issues and experts
Researchers tap Vancouverites to gauge design impact on healthier, happier cities
Meghan Winters, associate professor, Health Sciences
Expertise: epidemiology, GIS applications, built environment and health, transportation and city design
Shradhha Sharma; University Communications and Marketing, 604.202.2504, firstname.lastname@example.org
The Interventions, Research, and Action in Cities Team (INTERACT), a Canadian research group, is launching the second phase of a five-year study to learn how investments in urban design impact health and wellbeing.
As global leaders work to reinvent cities to promote physical activity, wellbeing, and social connectedness during a pandemic, urban designers are creating solutions to counter the dual crises of climate change and COVID-19, including building greenways, parklets and slower streets. Yet, little is known about how investments in these solutions impact health and wellbeing at a local level, including how and who it benefits.
INTERACT, a Canadian research group co-led by SFU Health Sciences’ Prof. Meghan Winters, is looking for Vancouverites to get involved as it launches the second phase of a five-year study aimed at filling this knowledge gap.
The scientists, public health experts and city partners are using big data and new mobile sensing methods to provide governments with the evidence needed to justify and inform future investments in healthy cities.

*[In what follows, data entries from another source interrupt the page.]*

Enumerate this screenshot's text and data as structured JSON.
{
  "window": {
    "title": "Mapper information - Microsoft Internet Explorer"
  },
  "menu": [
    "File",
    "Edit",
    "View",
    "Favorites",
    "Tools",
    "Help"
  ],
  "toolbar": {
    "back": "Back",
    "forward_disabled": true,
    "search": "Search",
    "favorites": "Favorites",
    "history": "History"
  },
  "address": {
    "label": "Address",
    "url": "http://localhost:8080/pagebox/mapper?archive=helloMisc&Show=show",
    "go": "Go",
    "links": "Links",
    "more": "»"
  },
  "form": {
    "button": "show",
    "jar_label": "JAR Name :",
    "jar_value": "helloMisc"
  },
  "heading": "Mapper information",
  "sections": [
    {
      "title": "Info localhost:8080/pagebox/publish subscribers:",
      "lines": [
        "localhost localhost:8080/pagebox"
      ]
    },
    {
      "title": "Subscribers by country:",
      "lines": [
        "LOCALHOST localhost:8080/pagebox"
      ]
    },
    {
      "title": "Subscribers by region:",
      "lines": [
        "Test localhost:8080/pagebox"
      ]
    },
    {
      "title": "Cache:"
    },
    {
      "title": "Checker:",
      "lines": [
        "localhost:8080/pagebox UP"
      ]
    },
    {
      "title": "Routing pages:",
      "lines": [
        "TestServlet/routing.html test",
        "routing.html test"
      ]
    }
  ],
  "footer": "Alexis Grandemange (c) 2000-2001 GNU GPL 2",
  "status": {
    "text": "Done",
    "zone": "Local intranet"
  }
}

“The world around us is changing at an unanticipated rate,” says Winters. “With INTERACT, we are able to look at how changes to our cities’ fabric impacts the health and well-being of residents.”
While the context of city living may have changed since the study began two years ago, INTERACT’s core research question remains the same, if not more relevant: How do we create cities that are healthier and happier for everyone, by design?
Since its launch in 2018, INTERACT has engaged with thousands of Canadians to evaluate the health impacts of real-world urban design intervention, including making investments of more than $225 million.
“Designing spaces that make it easy to be active and interactive is a big priority for cities,” says Winters. “There is lot to learn so that we can be confident that the changes we invest in today will positively impact the vitality of our communities tomorrow. We need better data to get to that point.”
In Vancouver, INTERACT is assessing how built environment changes, like the development of greenways, influence the physical activity, social participation and wellbeing of nearby residents, and whether these impacts are felt equally across different socioeconomic groups.
According to City of Vancouver landscape architect Kevin Connery, who has been a lead on the Arbutus Greenway project since 2016, a tremendous amount of work and community involvement has helped shape the Arbutus Greenway’s long-term vision of aspiring to deliver numerous social, environmental and economic benefits to Vancouver residents and visitors.
“With the construction of the temporary greenway, and our collaboration with INTERACT, we have been able to assess many of our design assumptions and consider future possibilities,” he explains. “Being able to measure if the anticipated benefits are being realized at the population health level is something we haven’t been able to definitively determine in the past; it is very exciting to bring measurable and tangible benefits to the community with INTERACT’s work.”
INTERACT is currently recruiting residents from neighbourhoods surrounding the length of the greenway to join the study. Participants do not need to use the greenway; in fact, more people who don’t use it are needed. Research activities are all done with the ease of a computer or mobile device, and participants will be entered to win one of 10 $50-VISA gift cards.
To learn more about the study and how to help advance the science on healthy urban development in Vancouver and beyond, visit www.teaminteract.ca/vancouver.
About Simon Fraser University:
As Canada’s engaged university, SFU works with communities, organizations and partners to create, share and embrace knowledge that improves life and generates real change. We deliver a world-class education with lifelong value that shapes change-makers, visionaries and problem-solvers. We connect research and innovation to entrepreneurship and industry to deliver sustainable, relevant solutions to today’s problems. With campuses in British Columbia’s three largest cities – Vancouver, Burnaby and Surrey – SFU has eight faculties that deliver 193 undergraduate degree programs and 127 graduate degree programs to more than 35,000 students. The university now boasts more than 160,000 alumni residing in 143 countries.